Asia’s renewed surge in Covid-19 infections is compounding supply-chain blockages across the world’s biggest source of manufactured goods.
After weathering earlier pandemic waves better than other regions, the fast-spreading delta variant has thrown into turmoil factories and ports in countries that were once among the most successful containing the virus.
The snarls in Asia -- where the United Nations estimates around 42% of global exports are sourced -- risk twisting their way through global supply chains just as shipments would usually ramp up for the Christmas holiday shopping season.
As earlier snags have shown, problems that start in Asian ports can ripple slowly, showing up later as delays in places like Los Angeles or Rotterdam and higher prices for consumers.
The flare-ups also worsen an already tortured year for exporters, with shipping costs sky-high due to a shortage of containers and as raw materials such as semiconductors become pricier and difficult to source amid red-hot demand.
“Delta is likely to significantly disrupt trade in Asia,” said Deborah Elms, executive director of the Singapore-based Asian Trade Centre. “Most of the markets have been fortunate in managing Covid well so far. But as Covid continues to spread, this lucky streak is likely to end for many locations.”

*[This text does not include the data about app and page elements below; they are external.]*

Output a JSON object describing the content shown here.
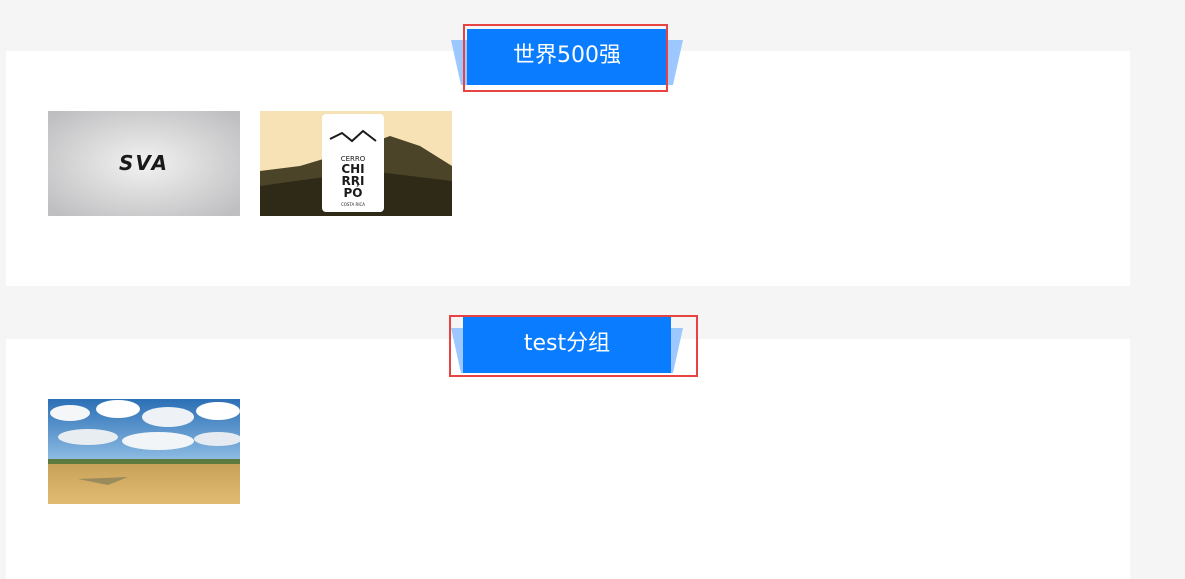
{
  "groups": [
    {
      "title": "世界500强",
      "items": [
        {
          "image": "sva-logo-thumbnail",
          "logo_text": "SVA"
        },
        {
          "image": "cerro-chirripo-thumbnail",
          "logo_lines": [
            "CERRO",
            "CHI",
            "RRI",
            "PÓ"
          ],
          "logo_footer": "COSTA RICA"
        }
      ]
    },
    {
      "title": "test分组",
      "items": [
        {
          "image": "wheat-field-sky-thumbnail"
        }
      ]
    }
  ],
  "colors": {
    "page_background": "#f5f5f5",
    "panel_background": "#ffffff",
    "ribbon_main": "#0a7cff",
    "ribbon_wing": "#9cc8ff",
    "highlight_border": "#e84343"
  }
}
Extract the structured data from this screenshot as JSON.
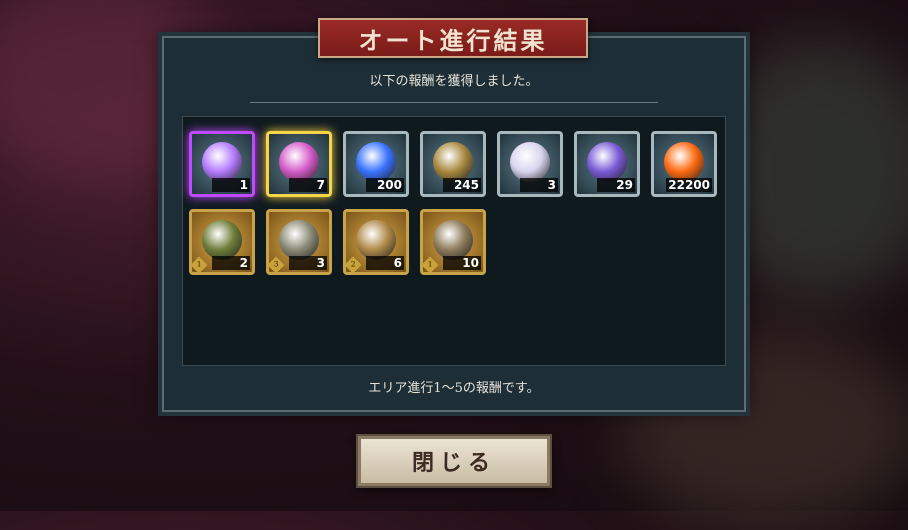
{
  "dialog": {
    "title": "オート進行結果",
    "subtitle": "以下の報酬を獲得しました。",
    "footer": "エリア進行1～5の報酬です。",
    "close_label": "閉じる"
  },
  "rewards_row1": [
    {
      "name": "rainbow-flower-crystal-icon",
      "count": "1",
      "frame": "#c04aff",
      "art": "#b57cff"
    },
    {
      "name": "gold-flower-crystal-icon",
      "count": "7",
      "frame": "#f6d547",
      "art": "#d55cc9"
    },
    {
      "name": "blue-orb-icon",
      "count": "200",
      "frame": "#a9b8bd",
      "art": "#3a74ff"
    },
    {
      "name": "bronze-coin-icon",
      "count": "245",
      "frame": "#a9b8bd",
      "art": "#a9893f"
    },
    {
      "name": "silver-dice-icon",
      "count": "3",
      "frame": "#a9b8bd",
      "art": "#d9d4ef"
    },
    {
      "name": "purple-crystal-icon",
      "count": "29",
      "frame": "#a9b8bd",
      "art": "#7b5bd6"
    },
    {
      "name": "flame-orb-icon",
      "count": "22200",
      "frame": "#a9b8bd",
      "art": "#ff6a12"
    }
  ],
  "rewards_row2": [
    {
      "name": "censer-icon",
      "count": "2",
      "level": "1",
      "frame": "#c9a34a",
      "art": "#6f7f3b"
    },
    {
      "name": "mirror-icon",
      "count": "3",
      "level": "3",
      "frame": "#c9a34a",
      "art": "#8c8a76"
    },
    {
      "name": "bell-icon",
      "count": "6",
      "level": "2",
      "frame": "#c9a34a",
      "art": "#b08a4a"
    },
    {
      "name": "bracelet-icon",
      "count": "10",
      "level": "1",
      "frame": "#c9a34a",
      "art": "#8f7d5b"
    }
  ]
}
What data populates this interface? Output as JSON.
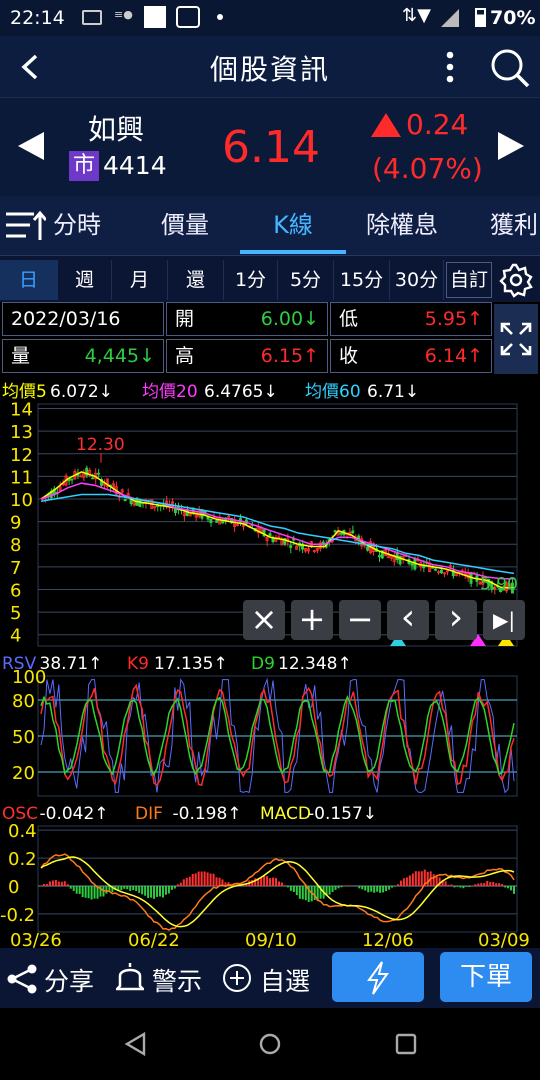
{
  "statusbar": {
    "time": "22:14",
    "battery": "70%"
  },
  "header": {
    "title": "個股資訊"
  },
  "stock": {
    "name": "如興",
    "market": "市",
    "code": "4414",
    "price": "6.14",
    "change": "0.24",
    "change_pct": "(4.07%)"
  },
  "tabs": [
    "分時",
    "價量",
    "K線",
    "除權息",
    "獲利"
  ],
  "period_tabs": [
    "日",
    "週",
    "月",
    "還",
    "1分",
    "5分",
    "15分",
    "30分"
  ],
  "custom_label": "自訂",
  "info": {
    "date": "2022/03/16",
    "open_label": "開",
    "open": "6.00↓",
    "low_label": "低",
    "low": "5.95↑",
    "vol_label": "量",
    "vol": "4,445↓",
    "high_label": "高",
    "high": "6.15↑",
    "close_label": "收",
    "close": "6.14↑"
  },
  "ma_legend": [
    {
      "label": "均價5",
      "value": "6.072↓",
      "color": "#ffff00"
    },
    {
      "label": "均價20",
      "value": "6.4765↓",
      "color": "#ff3cff"
    },
    {
      "label": "均價60",
      "value": "6.71↓",
      "color": "#30d0ff"
    }
  ],
  "kd_legend": [
    {
      "label": "RSV",
      "value": "38.71↑",
      "color": "#5b6bff"
    },
    {
      "label": "K9",
      "value": "17.135↑",
      "color": "#ff2b2b"
    },
    {
      "label": "D9",
      "value": "12.348↑",
      "color": "#2bd62b"
    }
  ],
  "macd_legend": [
    {
      "label": "OSC",
      "value": "-0.042↑",
      "color": "#ff3030"
    },
    {
      "label": "DIF",
      "value": "-0.198↑",
      "color": "#ff7a1a"
    },
    {
      "label": "MACD",
      "value": "-0.157↓",
      "color": "#ffff30"
    }
  ],
  "colors": {
    "up": "#ff2b2b",
    "down": "#2ecc40",
    "accent": "#2a8cff"
  },
  "chart_data": {
    "type": "candlestick",
    "price_axis": {
      "ticks": [
        4,
        5,
        6,
        7,
        8,
        9,
        10,
        11,
        12,
        13,
        14
      ],
      "ylim": [
        3.5,
        14.2
      ]
    },
    "annotations": [
      {
        "text": "12.30",
        "value": 12.3
      },
      {
        "text": "5.90",
        "value": 5.9
      }
    ],
    "x_ticks": [
      "03/26",
      "06/22",
      "09/10",
      "12/06",
      "03/09"
    ],
    "ma_series": [
      {
        "name": "均價5",
        "values": [
          10.0,
          10.4,
          10.9,
          11.2,
          11.0,
          10.6,
          10.2,
          9.9,
          9.8,
          9.7,
          9.6,
          9.4,
          9.3,
          9.1,
          9.0,
          8.9,
          8.6,
          8.3,
          8.2,
          8.0,
          7.9,
          7.9,
          8.6,
          8.4,
          8.0,
          7.7,
          7.5,
          7.3,
          7.1,
          7.0,
          6.9,
          6.7,
          6.5,
          6.4,
          6.1,
          6.05
        ]
      },
      {
        "name": "均價20",
        "values": [
          10.0,
          10.2,
          10.5,
          10.7,
          10.6,
          10.4,
          10.2,
          10.0,
          9.9,
          9.8,
          9.6,
          9.5,
          9.4,
          9.2,
          9.1,
          9.0,
          8.8,
          8.6,
          8.4,
          8.2,
          8.0,
          8.0,
          8.3,
          8.3,
          8.1,
          7.9,
          7.7,
          7.5,
          7.3,
          7.1,
          7.0,
          6.8,
          6.7,
          6.55,
          6.48,
          6.47
        ]
      },
      {
        "name": "均價60",
        "values": [
          9.9,
          10.0,
          10.1,
          10.2,
          10.2,
          10.2,
          10.1,
          10.0,
          9.9,
          9.8,
          9.7,
          9.6,
          9.5,
          9.4,
          9.3,
          9.2,
          9.0,
          8.8,
          8.7,
          8.5,
          8.4,
          8.3,
          8.2,
          8.1,
          8.0,
          7.9,
          7.8,
          7.6,
          7.5,
          7.3,
          7.2,
          7.1,
          7.0,
          6.9,
          6.8,
          6.71
        ]
      }
    ],
    "kd_axis": {
      "ticks": [
        20,
        50,
        80,
        100
      ],
      "ylim": [
        0,
        100
      ]
    },
    "macd_axis": {
      "ticks": [
        -0.2,
        0,
        0.2,
        0.4
      ],
      "ylim": [
        -0.33,
        0.43
      ]
    }
  },
  "chart_buttons": [
    "×",
    "+",
    "−",
    "‹",
    "›",
    "▶|"
  ],
  "bottom": {
    "share": "分享",
    "alert": "警示",
    "watch": "自選",
    "order": "下單"
  }
}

In a sign of those concerns, oil prices extended declines at this week’s opening in Asia as the delta variant’s spread has undermined the outlook for global demand.
In China, the world’s third-busiest container port was partly shut recently, while in Southeast Asia -- among the worst-hit regions -- factory executives have stalled production of electronics, garments and scores of other products.
At stake is an export boom that shielded trade-driven economies during the pandemic and was expected to fuel a broader rebound. The World Trade Organization had forecast Asia to lead an 8% rise this year in global goods trade.
Source : economictimes.indiatimes.com